Retyping the records exactly, down to the last line, is the whole job.

(App and web page records)
____
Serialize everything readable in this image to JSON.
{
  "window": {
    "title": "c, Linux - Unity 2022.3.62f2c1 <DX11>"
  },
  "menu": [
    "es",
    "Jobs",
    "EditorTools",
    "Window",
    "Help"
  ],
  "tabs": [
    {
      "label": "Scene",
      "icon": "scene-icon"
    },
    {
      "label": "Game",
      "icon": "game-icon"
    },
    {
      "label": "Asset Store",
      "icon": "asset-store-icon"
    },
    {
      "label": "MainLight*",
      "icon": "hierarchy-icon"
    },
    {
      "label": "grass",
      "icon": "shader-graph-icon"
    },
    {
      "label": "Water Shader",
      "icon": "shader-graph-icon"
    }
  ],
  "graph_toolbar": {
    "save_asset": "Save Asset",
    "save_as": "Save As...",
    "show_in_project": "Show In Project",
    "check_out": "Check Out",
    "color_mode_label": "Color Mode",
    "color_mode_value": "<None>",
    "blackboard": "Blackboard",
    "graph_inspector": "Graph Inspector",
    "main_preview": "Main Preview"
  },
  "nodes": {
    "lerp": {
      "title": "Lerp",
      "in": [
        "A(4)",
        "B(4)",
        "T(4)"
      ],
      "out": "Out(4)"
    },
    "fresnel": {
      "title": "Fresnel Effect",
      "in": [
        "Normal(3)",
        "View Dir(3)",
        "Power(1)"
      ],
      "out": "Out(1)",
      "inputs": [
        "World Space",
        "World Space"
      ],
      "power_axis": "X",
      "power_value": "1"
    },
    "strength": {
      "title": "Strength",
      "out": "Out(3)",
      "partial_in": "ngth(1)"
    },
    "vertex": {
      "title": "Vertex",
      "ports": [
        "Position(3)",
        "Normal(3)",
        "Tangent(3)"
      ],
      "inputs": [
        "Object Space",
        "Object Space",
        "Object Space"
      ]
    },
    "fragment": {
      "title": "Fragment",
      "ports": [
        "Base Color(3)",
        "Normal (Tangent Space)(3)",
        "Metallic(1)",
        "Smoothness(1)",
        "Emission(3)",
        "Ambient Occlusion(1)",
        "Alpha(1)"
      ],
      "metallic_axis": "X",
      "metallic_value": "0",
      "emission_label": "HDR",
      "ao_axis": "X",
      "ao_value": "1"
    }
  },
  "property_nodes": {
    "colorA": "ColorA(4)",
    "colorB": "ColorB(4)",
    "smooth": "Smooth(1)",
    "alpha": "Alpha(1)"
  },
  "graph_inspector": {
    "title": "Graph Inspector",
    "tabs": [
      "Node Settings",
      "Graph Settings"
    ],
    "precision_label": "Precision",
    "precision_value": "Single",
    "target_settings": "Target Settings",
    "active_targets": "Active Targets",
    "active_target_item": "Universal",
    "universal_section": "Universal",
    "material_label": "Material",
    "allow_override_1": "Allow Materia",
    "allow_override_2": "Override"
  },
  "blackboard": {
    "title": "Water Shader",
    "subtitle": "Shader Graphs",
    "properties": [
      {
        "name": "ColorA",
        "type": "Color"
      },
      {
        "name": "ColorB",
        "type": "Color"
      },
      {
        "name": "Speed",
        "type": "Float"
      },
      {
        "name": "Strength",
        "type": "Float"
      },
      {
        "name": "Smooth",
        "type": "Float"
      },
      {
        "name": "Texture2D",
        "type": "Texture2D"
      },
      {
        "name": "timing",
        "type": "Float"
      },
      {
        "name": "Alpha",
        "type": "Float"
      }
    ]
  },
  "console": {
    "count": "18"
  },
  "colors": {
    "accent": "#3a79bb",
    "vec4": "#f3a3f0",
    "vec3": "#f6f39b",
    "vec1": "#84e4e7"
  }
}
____
**Solved exercise**
Serialize everything readable in this image to JSON.
{
  "window": {
    "title": "c, Linux - Unity 2022.3.62f2c1 <DX11>"
  },
  "menu": [
    "es",
    "Jobs",
    "EditorTools",
    "Window",
    "Help"
  ],
  "tabs": [
    {
      "label": "Scene",
      "icon": "scene-icon"
    },
    {
      "label": "Game",
      "icon": "game-icon"
    },
    {
      "label": "Asset Store",
      "icon": "asset-store-icon"
    },
    {
      "label": "MainLight*",
      "icon": "hierarchy-icon"
    },
    {
      "label": "grass",
      "icon": "shader-graph-icon"
    },
    {
      "label": "Water Shader",
      "icon": "shader-graph-icon"
    }
  ],
  "graph_toolbar": {
    "save_asset": "Save Asset",
    "save_as": "Save As...",
    "show_in_project": "Show In Project",
    "check_out": "Check Out",
    "color_mode_label": "Color Mode",
    "color_mode_value": "<None>",
    "blackboard": "Blackboard",
    "graph_inspector": "Graph Inspector",
    "main_preview": "Main Preview"
  },
  "nodes": {
    "lerp": {
      "title": "Lerp",
      "in": [
        "A(4)",
        "B(4)",
        "T(4)"
      ],
      "out": "Out(4)"
    },
    "fresnel": {
      "title": "Fresnel Effect",
      "in": [
        "Normal(3)",
        "View Dir(3)",
        "Power(1)"
      ],
      "out": "Out(1)",
      "inputs": [
        "World Space",
        "World Space"
      ],
      "power_axis": "X",
      "power_value": "1"
    },
    "strength": {
      "title": "Strength",
      "out": "Out(3)",
      "partial_in": "ngth(1)"
    },
    "vertex": {
      "title": "Vertex",
      "ports": [
        "Position(3)",
        "Normal(3)",
        "Tangent(3)"
      ],
      "inputs": [
        "Object Space",
        "Object Space",
        "Object Space"
      ]
    },
    "fragment": {
      "title": "Fragment",
      "ports": [
        "Base Color(3)",
        "Normal (Tangent Space)(3)",
        "Metallic(1)",
        "Smoothness(1)",
        "Emission(3)",
        "Ambient Occlusion(1)",
        "Alpha(1)"
      ],
      "metallic_axis": "X",
      "metallic_value": "0",
      "emission_label": "HDR",
      "ao_axis": "X",
      "ao_value": "1"
    }
  },
  "property_nodes": {
    "colorA": "ColorA(4)",
    "colorB": "ColorB(4)",
    "smooth": "Smooth(1)",
    "alpha": "Alpha(1)"
  },
  "graph_inspector": {
    "title": "Graph Inspector",
    "tabs": [
      "Node Settings",
      "Graph Settings"
    ],
    "precision_label": "Precision",
    "precision_value": "Single",
    "target_settings": "Target Settings",
    "active_targets": "Active Targets",
    "active_target_item": "Universal",
    "universal_section": "Universal",
    "material_label": "Material",
    "allow_override_1": "Allow Materia",
    "allow_override_2": "Override"
  },
  "blackboard": {
    "title": "Water Shader",
    "subtitle": "Shader Graphs",
    "properties": [
      {
        "name": "ColorA",
        "type": "Color"
      },
      {
        "name": "ColorB",
        "type": "Color"
      },
      {
        "name": "Speed",
        "type": "Float"
      },
      {
        "name": "Strength",
        "type": "Float"
      },
      {
        "name": "Smooth",
        "type": "Float"
      },
      {
        "name": "Texture2D",
        "type": "Texture2D"
      },
      {
        "name": "timing",
        "type": "Float"
      },
      {
        "name": "Alpha",
        "type": "Float"
      }
    ]
  },
  "console": {
    "count": "18"
  },
  "colors": {
    "accent": "#3a79bb",
    "vec4": "#f3a3f0",
    "vec3": "#f6f39b",
    "vec1": "#84e4e7"
  }
}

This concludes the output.